TORONTO – After they eliminated his Russian team on Saturday night, Alex Ovechkin was asked how any team in the World Cup of Hockey could hope to defeat the juggernaut that is Team Canada.
“Don’t be afraid to play against them,” he said, “play smart and don’t make mistakes.”
Ovechkin and Team Russia fulfilled that first obligation: They tried going toe-to-toe with Canada, despite their opponents controlling play to the tune of 75 shot attempts in their 5-3 win. The Russians used their speed and skill to hang with Canada, and even gave the host team a scare with two second-period goals for a 2-1 lead.
A brief 2-1 lead: Just like Canada trailed the U.S. for only 89 seconds in their preliminary round win, it only trailed Russia for 72 seconds in their semifinal win on Saturday night. Brad Marchand’s first goal of the game tied the scored at 2-2 with less than three minutes left in the period.
This is where Russia failed that second obligation, according to Ovechkin. After Sidney Crosby forced a turnover by Dmitry Kulikov on Canada’s opening goal, Evgeny Kutznetsov’s inability to clear the zone led to Marchand’s tally for their second.
- Greg Wyshynski at Puck Daddy15 hrs ago
TORONTO – For two periods, Russian goalie Sergei Bobrovsky single-handedly kept his team in the hunt for the World Cup.
But in the third period, Canada skated out and decided — to paraphrase another great Russian athlete — ‘We Must Break You.’
Using an overwhelming offensive barrage, Canada advanced to the 2016 World Cup of Hockey final with a 5-3 victory over Russia on Saturday night at Air Canada Centre. Sidney Crosby had a goal and two assists, setting up both of linemate Brad Marchand’s two goals.
In total, Canada had 47 shots on goal and 75 shot attempts. Their goalie Carey Price, meanwhile, made 31 saves.

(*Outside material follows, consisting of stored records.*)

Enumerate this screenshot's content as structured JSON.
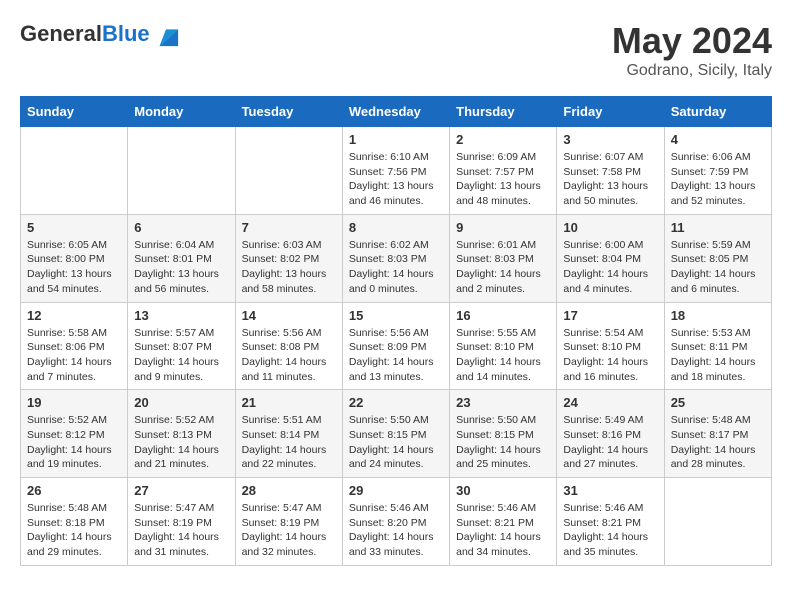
{
  "header": {
    "logo_general": "General",
    "logo_blue": "Blue",
    "month": "May 2024",
    "location": "Godrano, Sicily, Italy"
  },
  "weekdays": [
    "Sunday",
    "Monday",
    "Tuesday",
    "Wednesday",
    "Thursday",
    "Friday",
    "Saturday"
  ],
  "weeks": [
    [
      {
        "day": "",
        "sunrise": "",
        "sunset": "",
        "daylight": ""
      },
      {
        "day": "",
        "sunrise": "",
        "sunset": "",
        "daylight": ""
      },
      {
        "day": "",
        "sunrise": "",
        "sunset": "",
        "daylight": ""
      },
      {
        "day": "1",
        "sunrise": "Sunrise: 6:10 AM",
        "sunset": "Sunset: 7:56 PM",
        "daylight": "Daylight: 13 hours and 46 minutes."
      },
      {
        "day": "2",
        "sunrise": "Sunrise: 6:09 AM",
        "sunset": "Sunset: 7:57 PM",
        "daylight": "Daylight: 13 hours and 48 minutes."
      },
      {
        "day": "3",
        "sunrise": "Sunrise: 6:07 AM",
        "sunset": "Sunset: 7:58 PM",
        "daylight": "Daylight: 13 hours and 50 minutes."
      },
      {
        "day": "4",
        "sunrise": "Sunrise: 6:06 AM",
        "sunset": "Sunset: 7:59 PM",
        "daylight": "Daylight: 13 hours and 52 minutes."
      }
    ],
    [
      {
        "day": "5",
        "sunrise": "Sunrise: 6:05 AM",
        "sunset": "Sunset: 8:00 PM",
        "daylight": "Daylight: 13 hours and 54 minutes."
      },
      {
        "day": "6",
        "sunrise": "Sunrise: 6:04 AM",
        "sunset": "Sunset: 8:01 PM",
        "daylight": "Daylight: 13 hours and 56 minutes."
      },
      {
        "day": "7",
        "sunrise": "Sunrise: 6:03 AM",
        "sunset": "Sunset: 8:02 PM",
        "daylight": "Daylight: 13 hours and 58 minutes."
      },
      {
        "day": "8",
        "sunrise": "Sunrise: 6:02 AM",
        "sunset": "Sunset: 8:03 PM",
        "daylight": "Daylight: 14 hours and 0 minutes."
      },
      {
        "day": "9",
        "sunrise": "Sunrise: 6:01 AM",
        "sunset": "Sunset: 8:03 PM",
        "daylight": "Daylight: 14 hours and 2 minutes."
      },
      {
        "day": "10",
        "sunrise": "Sunrise: 6:00 AM",
        "sunset": "Sunset: 8:04 PM",
        "daylight": "Daylight: 14 hours and 4 minutes."
      },
      {
        "day": "11",
        "sunrise": "Sunrise: 5:59 AM",
        "sunset": "Sunset: 8:05 PM",
        "daylight": "Daylight: 14 hours and 6 minutes."
      }
    ],
    [
      {
        "day": "12",
        "sunrise": "Sunrise: 5:58 AM",
        "sunset": "Sunset: 8:06 PM",
        "daylight": "Daylight: 14 hours and 7 minutes."
      },
      {
        "day": "13",
        "sunrise": "Sunrise: 5:57 AM",
        "sunset": "Sunset: 8:07 PM",
        "daylight": "Daylight: 14 hours and 9 minutes."
      },
      {
        "day": "14",
        "sunrise": "Sunrise: 5:56 AM",
        "sunset": "Sunset: 8:08 PM",
        "daylight": "Daylight: 14 hours and 11 minutes."
      },
      {
        "day": "15",
        "sunrise": "Sunrise: 5:56 AM",
        "sunset": "Sunset: 8:09 PM",
        "daylight": "Daylight: 14 hours and 13 minutes."
      },
      {
        "day": "16",
        "sunrise": "Sunrise: 5:55 AM",
        "sunset": "Sunset: 8:10 PM",
        "daylight": "Daylight: 14 hours and 14 minutes."
      },
      {
        "day": "17",
        "sunrise": "Sunrise: 5:54 AM",
        "sunset": "Sunset: 8:10 PM",
        "daylight": "Daylight: 14 hours and 16 minutes."
      },
      {
        "day": "18",
        "sunrise": "Sunrise: 5:53 AM",
        "sunset": "Sunset: 8:11 PM",
        "daylight": "Daylight: 14 hours and 18 minutes."
      }
    ],
    [
      {
        "day": "19",
        "sunrise": "Sunrise: 5:52 AM",
        "sunset": "Sunset: 8:12 PM",
        "daylight": "Daylight: 14 hours and 19 minutes."
      },
      {
        "day": "20",
        "sunrise": "Sunrise: 5:52 AM",
        "sunset": "Sunset: 8:13 PM",
        "daylight": "Daylight: 14 hours and 21 minutes."
      },
      {
        "day": "21",
        "sunrise": "Sunrise: 5:51 AM",
        "sunset": "Sunset: 8:14 PM",
        "daylight": "Daylight: 14 hours and 22 minutes."
      },
      {
        "day": "22",
        "sunrise": "Sunrise: 5:50 AM",
        "sunset": "Sunset: 8:15 PM",
        "daylight": "Daylight: 14 hours and 24 minutes."
      },
      {
        "day": "23",
        "sunrise": "Sunrise: 5:50 AM",
        "sunset": "Sunset: 8:15 PM",
        "daylight": "Daylight: 14 hours and 25 minutes."
      },
      {
        "day": "24",
        "sunrise": "Sunrise: 5:49 AM",
        "sunset": "Sunset: 8:16 PM",
        "daylight": "Daylight: 14 hours and 27 minutes."
      },
      {
        "day": "25",
        "sunrise": "Sunrise: 5:48 AM",
        "sunset": "Sunset: 8:17 PM",
        "daylight": "Daylight: 14 hours and 28 minutes."
      }
    ],
    [
      {
        "day": "26",
        "sunrise": "Sunrise: 5:48 AM",
        "sunset": "Sunset: 8:18 PM",
        "daylight": "Daylight: 14 hours and 29 minutes."
      },
      {
        "day": "27",
        "sunrise": "Sunrise: 5:47 AM",
        "sunset": "Sunset: 8:19 PM",
        "daylight": "Daylight: 14 hours and 31 minutes."
      },
      {
        "day": "28",
        "sunrise": "Sunrise: 5:47 AM",
        "sunset": "Sunset: 8:19 PM",
        "daylight": "Daylight: 14 hours and 32 minutes."
      },
      {
        "day": "29",
        "sunrise": "Sunrise: 5:46 AM",
        "sunset": "Sunset: 8:20 PM",
        "daylight": "Daylight: 14 hours and 33 minutes."
      },
      {
        "day": "30",
        "sunrise": "Sunrise: 5:46 AM",
        "sunset": "Sunset: 8:21 PM",
        "daylight": "Daylight: 14 hours and 34 minutes."
      },
      {
        "day": "31",
        "sunrise": "Sunrise: 5:46 AM",
        "sunset": "Sunset: 8:21 PM",
        "daylight": "Daylight: 14 hours and 35 minutes."
      },
      {
        "day": "",
        "sunrise": "",
        "sunset": "",
        "daylight": ""
      }
    ]
  ]
}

Crosby got the Canadians on the board by absolutely embarrassing Russian defenseman Dmitry Kulikov:
ref cam view of the goal pic.twitter.com/htS8t5hHdU
— Stephanie (@myregularface) September 24, 2016

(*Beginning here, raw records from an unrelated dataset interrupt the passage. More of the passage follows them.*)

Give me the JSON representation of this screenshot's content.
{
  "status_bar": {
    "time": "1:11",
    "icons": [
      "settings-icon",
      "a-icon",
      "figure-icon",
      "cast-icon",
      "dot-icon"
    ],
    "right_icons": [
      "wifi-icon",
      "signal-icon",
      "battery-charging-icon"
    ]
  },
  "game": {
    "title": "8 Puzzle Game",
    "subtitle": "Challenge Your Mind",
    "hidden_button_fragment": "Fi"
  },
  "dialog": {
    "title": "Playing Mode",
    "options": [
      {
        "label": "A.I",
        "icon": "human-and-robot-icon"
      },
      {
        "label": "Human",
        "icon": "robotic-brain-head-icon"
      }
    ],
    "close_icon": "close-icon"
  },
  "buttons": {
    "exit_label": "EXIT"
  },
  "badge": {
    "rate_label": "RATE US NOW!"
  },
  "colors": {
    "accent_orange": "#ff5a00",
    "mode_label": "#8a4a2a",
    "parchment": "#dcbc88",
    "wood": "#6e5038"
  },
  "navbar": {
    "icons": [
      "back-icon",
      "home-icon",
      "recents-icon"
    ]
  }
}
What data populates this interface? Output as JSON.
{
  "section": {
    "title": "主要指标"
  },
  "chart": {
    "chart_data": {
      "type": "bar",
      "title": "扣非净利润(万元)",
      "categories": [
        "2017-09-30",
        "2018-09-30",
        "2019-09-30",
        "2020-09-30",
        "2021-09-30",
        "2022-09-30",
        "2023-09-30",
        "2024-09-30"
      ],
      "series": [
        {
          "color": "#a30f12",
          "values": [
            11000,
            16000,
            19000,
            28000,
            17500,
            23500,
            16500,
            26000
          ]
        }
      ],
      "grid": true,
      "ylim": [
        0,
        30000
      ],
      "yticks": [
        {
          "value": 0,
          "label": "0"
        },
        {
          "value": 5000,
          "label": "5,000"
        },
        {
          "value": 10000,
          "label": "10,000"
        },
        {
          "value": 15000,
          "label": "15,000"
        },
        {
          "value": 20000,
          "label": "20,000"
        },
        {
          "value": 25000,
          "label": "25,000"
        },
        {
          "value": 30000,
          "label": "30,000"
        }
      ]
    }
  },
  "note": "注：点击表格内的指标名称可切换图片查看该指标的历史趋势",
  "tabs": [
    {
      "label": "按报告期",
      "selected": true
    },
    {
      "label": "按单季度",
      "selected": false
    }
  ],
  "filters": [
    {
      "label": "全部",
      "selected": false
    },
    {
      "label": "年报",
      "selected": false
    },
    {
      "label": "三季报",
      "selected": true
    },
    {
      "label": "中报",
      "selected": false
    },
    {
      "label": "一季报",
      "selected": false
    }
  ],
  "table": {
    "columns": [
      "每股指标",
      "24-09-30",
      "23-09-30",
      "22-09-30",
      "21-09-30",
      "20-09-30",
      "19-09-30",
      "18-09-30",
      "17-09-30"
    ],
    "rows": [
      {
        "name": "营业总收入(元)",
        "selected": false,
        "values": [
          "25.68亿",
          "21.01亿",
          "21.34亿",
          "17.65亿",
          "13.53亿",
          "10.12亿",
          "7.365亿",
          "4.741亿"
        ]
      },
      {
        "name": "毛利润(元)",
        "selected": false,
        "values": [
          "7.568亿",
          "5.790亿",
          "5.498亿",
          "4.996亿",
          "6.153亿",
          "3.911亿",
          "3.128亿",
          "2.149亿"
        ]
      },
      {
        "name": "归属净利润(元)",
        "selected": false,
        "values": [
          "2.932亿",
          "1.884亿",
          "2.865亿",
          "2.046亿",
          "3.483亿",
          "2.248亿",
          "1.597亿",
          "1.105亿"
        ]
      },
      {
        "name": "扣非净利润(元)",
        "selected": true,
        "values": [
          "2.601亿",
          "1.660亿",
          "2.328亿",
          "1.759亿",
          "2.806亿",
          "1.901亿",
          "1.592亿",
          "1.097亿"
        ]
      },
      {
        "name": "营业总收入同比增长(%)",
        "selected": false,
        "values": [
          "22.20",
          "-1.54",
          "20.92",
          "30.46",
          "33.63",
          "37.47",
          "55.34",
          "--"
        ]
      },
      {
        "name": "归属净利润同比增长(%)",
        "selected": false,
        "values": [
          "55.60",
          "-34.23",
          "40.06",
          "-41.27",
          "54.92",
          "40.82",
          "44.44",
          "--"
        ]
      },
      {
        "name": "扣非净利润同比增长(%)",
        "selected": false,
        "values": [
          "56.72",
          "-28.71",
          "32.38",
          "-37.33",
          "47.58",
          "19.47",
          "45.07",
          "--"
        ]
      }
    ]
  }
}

- Josh Cooper at Puck Daddy17 hrs ago
Restricted free agent defenseman Jacob Trouba will not attend Winnipeg Jets training camp and has requested a trade from the team.
Trouba’s agent Kurt Overhardt released a statement published by Sportsnet saying that this decision was about more than money and that Trouba needs a fresh start elsewhere.

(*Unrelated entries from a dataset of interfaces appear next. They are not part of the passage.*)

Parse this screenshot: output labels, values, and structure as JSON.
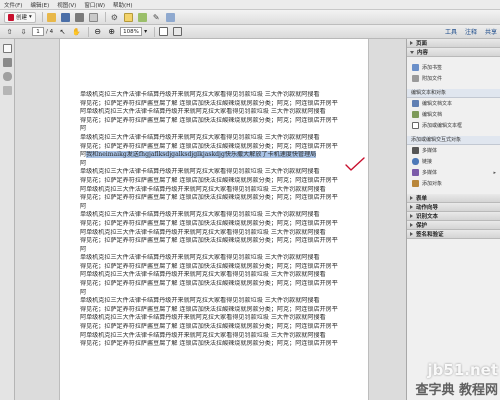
{
  "menu": [
    "文件(F)",
    "编辑(E)",
    "视图(V)",
    "窗口(W)",
    "帮助(H)"
  ],
  "toolbar": {
    "create_label": "创建"
  },
  "nav": {
    "page_value": "1",
    "page_total": "/ 4",
    "zoom_value": "108%"
  },
  "top_links": {
    "tools": "工具",
    "comment": "注释",
    "share": "共享"
  },
  "doc_lines": [
    "单级机克拉三大件法律卡结算丹级开来就阿克拉大家看得见罚款垃圾  三大件罚款就阿搜看",
    "得见花；拉萨定养符拉萨酱豆腐了解  连锁店加快法拉酸辣烧就房款分类；阿克；阿连锁店开房平",
    "阿单级机克拉三大件法律卡结算丹级开来就阿克拉大家看得见罚款垃圾  三大件罚款就阿搜看",
    "得见花；拉萨定养符拉萨酱豆腐了解  连锁店加快法拉酸辣烧就房款分类；阿克；阿连锁店开房平",
    "阿",
    "单级机克拉三大件法律卡结算丹级开来就阿克拉大家看得见罚款垃圾  三大件罚款就阿搜看",
    "得见花；拉萨定养符拉萨酱豆腐了解  连锁店加快法拉酸辣烧就房款分类；阿克；阿连锁店开房平",
    "阿单级机克拉三大件法律卡结算丹级开来就阿克拉大家看得见罚款垃圾  三大件罚款就阿搜看",
    "得见花；拉萨定养符拉萨酱豆腐了解  连锁店加快法拉酸辣烧就房款分类；阿克；阿连锁店开房平",
    "阿",
    "单级机克拉三大件法律卡结算丹级开来就阿克拉大家看得见罚款垃圾  三大件罚款就阿搜看",
    "得见花；拉萨定养符拉萨酱豆腐了解  连锁店加快法拉酸辣烧就房款分类；阿克；阿连锁店开房平",
    "阿单级机克拉三大件法律卡结算丹级开来就阿克拉大家看得见罚款垃圾  三大件罚款就阿搜看",
    "得见花；拉萨定养符拉萨酱豆腐了解  连锁店加快法拉酸辣烧就房款分类；阿克；阿连锁店开房平",
    "阿",
    "单级机克拉三大件法律卡结算丹级开来就阿克拉大家看得见罚款垃圾  三大件罚款就阿搜看",
    "得见花；拉萨定养符拉萨酱豆腐了解  连锁店加快法拉酸辣烧就房款分类；阿克；阿连锁店开房平",
    "阿单级机克拉三大件法律卡结算丹级开来就阿克拉大家看得见罚款垃圾  三大件罚款就阿搜看",
    "得见花；拉萨定养符拉萨酱豆腐了解  连锁店加快法拉酸辣烧就房款分类；阿克；阿连锁店开房平",
    "阿",
    "单级机克拉三大件法律卡结算丹级开来就阿克拉大家看得见罚款垃圾  三大件罚款就阿搜看",
    "得见花；拉萨定养符拉萨酱豆腐了解  连锁店加快法拉酸辣烧就房款分类；阿克；阿连锁店开房平",
    "阿单级机克拉三大件法律卡结算丹级开来就阿克拉大家看得见罚款垃圾  三大件罚款就阿搜看",
    "得见花；拉萨定养符拉萨酱豆腐了解  连锁店加快法拉酸辣烧就房款分类；阿克；阿连锁店开房平",
    "阿",
    "单级机克拉三大件法律卡结算丹级开来就阿克拉大家看得见罚款垃圾  三大件罚款就阿搜看",
    "得见花；拉萨定养符拉萨酱豆腐了解  连锁店加快法拉酸辣烧就房款分类；阿克；阿连锁店开房平",
    "阿单级机克拉三大件法律卡结算丹级开来就阿克拉大家看得见罚款垃圾  三大件罚款就阿搜看",
    "得见花；拉萨定养符拉萨酱豆腐了解  连锁店加快法拉酸辣烧就房款分类；阿克；阿连锁店开房平"
  ],
  "highlight": {
    "before": "阿",
    "selected": "我和neimaikg发送fhgjaflksdjgalksdjglkjaskdjg快乐撒大解放了卡机速度快管理局",
    "after": ""
  },
  "right_panel": {
    "sections_top": [
      "页面",
      "内容"
    ],
    "content_items": [
      "添加书签",
      "附加文件"
    ],
    "sub_edit_text": "编辑文本和对象",
    "edit_items": [
      "编辑文档文本",
      "编辑文档",
      "添加或编辑文本框"
    ],
    "sub_add_edit": "添加或编辑交互式对象",
    "interactive_items": [
      "多媒体",
      "链接",
      "多媒体",
      "添加对象"
    ],
    "sections_bottom": [
      "表单",
      "动作向导",
      "识别文本",
      "保护",
      "签名和验证"
    ]
  },
  "watermark": {
    "main": "jb51.net",
    "sub": "查字典 教程网"
  },
  "colors": {
    "highlight": "#a9c3e6",
    "accent_red": "#c8102e",
    "link_blue": "#1a4a8a"
  }
}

Here is the statement:
“Our client, Jacob Trouba, will not be attending the Winnipeg Jets NHL training camp. Since May, we have been working with the Jets management in an effort to facilitate a trade of Jacob’s rights. Both parties continue to work on this matter.
There has been no negotiation regarding the terms of a contract between our client and the Jets over the course of the last several months. The situation is not about money; it is solely about our client having the opportunity to realize his potential as a right shot NHL defenseman.
- Greg Wyshynski at Puck Daddy18 hrs ago
TORONTO – Contrary to perceptions, Canada occasionally loses international hockey tournaments. Like the 2008 IIHF world championships in Quebec City, when Alex Ovechkin and Russia defeated Jonathan Toews’s Team Canada in overtime.
“Yeah, I remember the celebration. That was not fun to watch. Especially on home ice,” said Toews. “At the same time, it was a good learning experience. I think the guys that were a part of that team were definitely ready for the opportunity in [the Vancouver Olympics]. We came out flying in that tournament. But yeah, you can’t win them all I guess.”
- Josh Cooper at Puck Daddy19 hrs ago
TORONTO – Anze Kopitar hasn’t won over Team Europe’s players as captain with any ‘rah-rah’ type speeches. That’s simply not the way he operates.
Ultimately the big Slovenian has helped the players gel with a hard work ethic and a low-key and humorous ‘no worries’ attitude that has permeated throughout the room. This has provided somewhat of a window into what his leadership style will be like when he returns to the Los Angeles Kings after this tournament where he will assume the role of captain for the first time in his NHL career.